The Characteristics of Dyslexia

The following list are some of the characteristic traits and behaviors that a dyslexic child will exhibit. The symptoms can vary from day to day, minute to minute. The most consistent things about these traits are the inconsistency – one day the symptom is present the next it is not.


  • Family history of learning problems

  • Isn't behind enough to be helped in the school setting

  • Test well orally, but not in written tests

  • Not reading at age level but appears bright/intelligent

  • Displays behaviors to cover problem (class clown, disruptive, teacher's pet, quiet)

  • Labeled as lazy, dumb, careless, immature, or "not trying hard enough"

  • Easily frustrated and emotional about school, reading or testing.

  • Talented in art, drama, music, sports, mechanics, story-telling, sales, business, designing, building, or engineering.

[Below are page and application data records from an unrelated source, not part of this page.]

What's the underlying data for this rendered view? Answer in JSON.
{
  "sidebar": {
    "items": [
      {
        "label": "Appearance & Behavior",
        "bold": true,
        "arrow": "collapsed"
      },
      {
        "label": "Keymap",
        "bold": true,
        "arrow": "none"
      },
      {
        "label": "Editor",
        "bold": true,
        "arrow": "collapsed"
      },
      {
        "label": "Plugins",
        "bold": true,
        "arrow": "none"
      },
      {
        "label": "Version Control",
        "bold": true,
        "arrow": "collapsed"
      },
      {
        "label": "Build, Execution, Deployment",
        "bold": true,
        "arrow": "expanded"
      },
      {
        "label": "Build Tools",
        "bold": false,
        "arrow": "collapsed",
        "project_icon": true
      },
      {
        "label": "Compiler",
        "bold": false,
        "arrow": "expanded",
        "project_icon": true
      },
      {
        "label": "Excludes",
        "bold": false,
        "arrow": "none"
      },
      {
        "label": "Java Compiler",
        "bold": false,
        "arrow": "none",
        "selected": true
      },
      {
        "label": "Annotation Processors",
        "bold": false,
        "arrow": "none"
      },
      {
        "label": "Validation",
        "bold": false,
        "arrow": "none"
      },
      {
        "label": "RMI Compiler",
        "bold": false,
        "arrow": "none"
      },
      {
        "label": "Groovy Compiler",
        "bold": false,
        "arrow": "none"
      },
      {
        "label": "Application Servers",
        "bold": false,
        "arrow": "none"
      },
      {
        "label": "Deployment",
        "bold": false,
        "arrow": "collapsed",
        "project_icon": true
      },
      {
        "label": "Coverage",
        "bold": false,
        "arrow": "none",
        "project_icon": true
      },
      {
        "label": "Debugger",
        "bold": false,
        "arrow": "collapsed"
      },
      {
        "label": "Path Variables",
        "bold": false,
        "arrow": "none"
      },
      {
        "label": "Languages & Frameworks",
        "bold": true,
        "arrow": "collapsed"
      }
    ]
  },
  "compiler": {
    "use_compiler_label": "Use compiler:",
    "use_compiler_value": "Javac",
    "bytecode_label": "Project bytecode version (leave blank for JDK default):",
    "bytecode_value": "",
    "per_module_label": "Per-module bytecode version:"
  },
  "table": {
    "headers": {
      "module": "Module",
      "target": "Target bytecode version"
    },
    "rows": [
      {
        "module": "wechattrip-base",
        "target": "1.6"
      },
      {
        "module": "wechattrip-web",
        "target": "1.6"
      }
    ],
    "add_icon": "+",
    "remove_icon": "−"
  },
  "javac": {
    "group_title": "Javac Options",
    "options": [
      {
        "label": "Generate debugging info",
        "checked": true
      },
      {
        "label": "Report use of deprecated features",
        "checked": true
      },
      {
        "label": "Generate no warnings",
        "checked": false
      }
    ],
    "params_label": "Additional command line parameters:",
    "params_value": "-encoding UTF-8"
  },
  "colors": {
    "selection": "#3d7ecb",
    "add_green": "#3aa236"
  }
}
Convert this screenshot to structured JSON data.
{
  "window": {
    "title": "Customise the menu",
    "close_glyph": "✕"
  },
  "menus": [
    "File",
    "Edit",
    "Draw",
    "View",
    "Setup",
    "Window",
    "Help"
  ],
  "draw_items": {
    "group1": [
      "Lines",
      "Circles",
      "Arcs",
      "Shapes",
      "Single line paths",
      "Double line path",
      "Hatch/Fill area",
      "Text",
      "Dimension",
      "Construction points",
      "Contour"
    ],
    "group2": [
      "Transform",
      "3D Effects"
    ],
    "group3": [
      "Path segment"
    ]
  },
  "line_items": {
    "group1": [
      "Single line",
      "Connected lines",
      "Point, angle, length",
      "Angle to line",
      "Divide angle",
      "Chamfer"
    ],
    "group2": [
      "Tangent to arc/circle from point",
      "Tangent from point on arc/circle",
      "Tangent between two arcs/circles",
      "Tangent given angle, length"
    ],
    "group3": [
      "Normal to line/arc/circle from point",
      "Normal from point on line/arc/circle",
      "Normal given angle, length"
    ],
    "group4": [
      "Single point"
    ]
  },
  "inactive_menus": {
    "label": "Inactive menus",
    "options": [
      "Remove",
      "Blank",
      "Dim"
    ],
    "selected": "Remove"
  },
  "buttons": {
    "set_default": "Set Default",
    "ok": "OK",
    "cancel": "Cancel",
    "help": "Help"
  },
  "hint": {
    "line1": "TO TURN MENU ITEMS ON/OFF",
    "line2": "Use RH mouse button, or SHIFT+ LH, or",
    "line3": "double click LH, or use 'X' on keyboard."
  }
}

  • Difficulty maintaining attention; loses track of time, seems "hyper"

  • Learns best through hands-on experience, demonstrations, experimentation, observation, and visual aids.

  • Has difficulty with math

  • Poor short term or working memory

  • Poor memory for sequences, facts and information that has not been experienced.

  • Seems to "Zone out" or daydream often

  • Excellent memory for experiences

  • Visual learner. Thinks primarily in pictures not in sound

  • Difficulty putting thoughts into words verbally or in writing

  • Mispronounces or transposes words

  • Confused by verbal explanations

  • Clumsy

  • Feels dumb


  • Initially had trouble or still has trouble with sight words (e.g. was, what, is, the)

  • Difficulty catching on to phonics or sounding out words

  • Lacks awareness of the sounds in words, rhymes or sequences of syllables (e.g. what is the last sound in the words "what", "action", "fun")

  • Tends to confuse words that look alike (e.g. was/saw, for/from, who, how, house/home)

  • Reads and rereads with little comprehension

  • Reading or writing shows repetitions, additions, transpositions, omissions, substitutions, and reversals in letters, numbers and/or words

  • Uses the pictures or context of the story for cues

  • Difficulty decoding unfamiliar words

  • Tends to lose his/her place when reading (tracking problem)

  • Mis-reads or omits small words (for, of, with an, it) and word endings (-ing, -ed, -ly, -s)

  • Mistakes and symptoms increase dramatically with confusion, time pressure and emotional distress, or poor health

  • Can do math but has difficulty with word problems

  • Confuses words with similar spelling (slat/salt, slime/smile)

Vision and Spelling

  • Complains of dizziness, headaches or stomach aches while reading

  • Confused by letters, numbers, and/or words

  • Complains of feeling or seeing non-existent movement while reading, writing, or copying

  • Seems to have difficulty with vision, yet eye exam doesn't reveal a problem or diagnosed with tracking problem

  • Spells phonetically and inconsistently

  • Trouble copying from classroom board

This assessment is not intended to be a conclusive diagnosis of dyslexia, but a first-step to assist a parent or teacher to resources or Specialist help of their choice.